Those projects may seem esoteric. But to Microsoft, they are on the evolutionary path of technology. Over time, the various devices will almost disappear. They will become seamless parts of the way we live our lives. And that changes the way companies such as Microsoft need to think about innovating.

"We don't want to think about computers anymore, we want to think about computing," Tan said.

To get there, though, wearable computers need to blend into our lives much better than they do now. The Dexcom Seven Plus is a nifty device for diabetics, giving them the ability to constantly track their blood-glucose levels. It's not a consumer device, though. I had to insert the sensor into my belly using a syringe-like gadget that jabbed a tiny probe into me that sat in the fluid-filled tissue under my skin. Then I needed to keep a cell phone-sized receiver within five feet of the sensor at all times to collect the data.

But even devices that are meant for consumer use are still challenging. I'm not much of a runner, but I gave Adidas' miCoach Speed_Cell a try. It's a little pod that slips into the sole of a sneaker to measure the speed and distance of each run and transfer that data wirelessly to a computer. At least, that's what's supposed to happen. But after weeks of back and forth with Adidas customer support, I was unable to make it work with my PC or my Mac.

There are plenty of happy Speed_Cell users. But the problems I had, and a quick Web search show others have dealt with as well, suggest a product with shortcomings.

Those inconveniences are sure signs of an immature industry. And until the experience of using the devices improves, wearable computing will remain on the fringes.

Adidas miCoach Speed_Cell is a pod that runners can wear on the shoes to track speed and distance run, and then transmit that data to a computer or mobile phone. Adidas

"The ease of use is necessary for it to become successful," said Sabine Seymour, assistant professor of fashionable technology and the director of Fashionable Technology Lab at Parsons The New School for Design in New York.

Moreover, wearable technology has to have some style. It turns out people care about what they put on their bodies. We want to look good. And gadgets that scream "Geek!" or are cumbersome won't fly with masses.

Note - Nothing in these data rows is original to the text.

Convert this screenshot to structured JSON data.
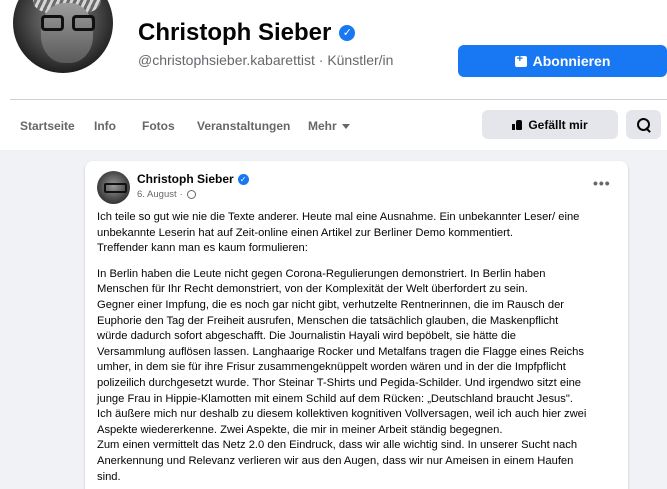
{
  "profile": {
    "name": "Christoph Sieber",
    "handle": "@christophsieber.kabarettist",
    "separator": "·",
    "category": "Künstler/in",
    "verified_glyph": "✓",
    "follow_label": "Abonnieren",
    "follow_icon": "add-page-icon"
  },
  "nav": {
    "tabs": [
      "Startseite",
      "Info",
      "Fotos",
      "Veranstaltungen",
      "Mehr"
    ],
    "like_label": "Gefällt mir",
    "like_icon": "thumbs-up-icon",
    "search_icon": "search-icon"
  },
  "post": {
    "author": "Christoph Sieber",
    "date": "6. August",
    "separator": "·",
    "more_glyph": "•••",
    "intro": [
      "Ich teile so gut wie nie die Texte anderer. Heute mal eine Ausnahme. Ein unbekannter Leser/ eine",
      "unbekannte Leserin hat auf Zeit-online einen Artikel zur Berliner Demo kommentiert.",
      "Treffender kann man es kaum formulieren:"
    ],
    "body": [
      "In Berlin haben die Leute nicht gegen Corona-Regulierungen demonstriert. In Berlin haben",
      "Menschen für Ihr Recht demonstriert, von der Komplexität der Welt überfordert zu sein.",
      "Gegner einer Impfung, die es noch gar nicht gibt, verhutzelte Rentnerinnen, die im Rausch der",
      "Euphorie den Tag der Freiheit ausrufen, Menschen die tatsächlich glauben, die Maskenpflicht",
      "würde dadurch sofort abgeschafft. Die Journalistin Hayali wird bepöbelt, sie hätte die",
      "Versammlung auflösen lassen. Langhaarige Rocker und Metalfans tragen die Flagge eines Reichs",
      "umher, in dem sie für ihre Frisur zusammengeknüppelt worden wären und in der die Impfpflicht",
      "polizeilich durchgesetzt wurde. Thor Steinar T-Shirts und Pegida-Schilder. Und irgendwo sitzt eine",
      "junge Frau in Hippie-Klamotten mit einem Schild auf dem Rücken: „Deutschland braucht Jesus\".",
      "Ich äußere mich nur deshalb zu diesem kollektiven kognitiven Vollversagen, weil ich auch hier zwei",
      "Aspekte wiedererkenne. Zwei Aspekte, die mir in meiner Arbeit ständig begegnen.",
      "Zum einen vermittelt das Netz 2.0 den Eindruck, dass wir alle wichtig sind. In unserer Sucht nach",
      "Anerkennung und Relevanz verlieren wir aus den Augen, dass wir nur Ameisen in einem Haufen",
      "sind."
    ]
  }
}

"If we're asking consumers to wear these, they've got to look cool," said Electric Foxy's Darmour. "You need to consider lifestyle and fashion. Don't make me look like a dork."

That's why Seymour also created Moondial, a company that develops fashionable wearable technology. She's something of a translator, connecting the disparate universes of technology and fashion.

"We're dealing with two different industries," Seymour said. "They don't understand each other."

Perhaps the best marriage of fashion and technology yet is the Nike+ FuelBand. It's a wristband that shows the number of steps and calories burned by the wearer, calculated using a three-axis accelerometer to measure movement. But the real success of the FuelBand is that it's attractive and functional. I didn't feel the least bit geeky slipping on the sleek wristband with its stylish LED display that also doubles as a watch. In fact, a friend went out a bought one for himself after checking out the FuelBand on my wrist.

Wearable computing will become more mainstream as businesses see the financial benefit from the data collection push to drive adoption as well. Right now, Progressive Casualty Insurance Co. offers drivers a discount on their auto insurance of up to 30 percent for putting a device in the car that tracks their driving habits. It's not hard to imagine health or life insurers offering users discounts for self-surveillance using wearable gadgets.

"Why wouldn't Group Health or name your insurance company of choice hand you a thing, and say 'I'm going to give this thing to you for free, and if you wear it for at least 50 percent of the day, your rates are likely going to drop,'" Microsoft's Tan said.

That's how many new technologies emerge. They find a niche where they can prove their worth.

"You start at the fringes, at places that you can present high value to a user," Tan said. "You have to sneak into culture."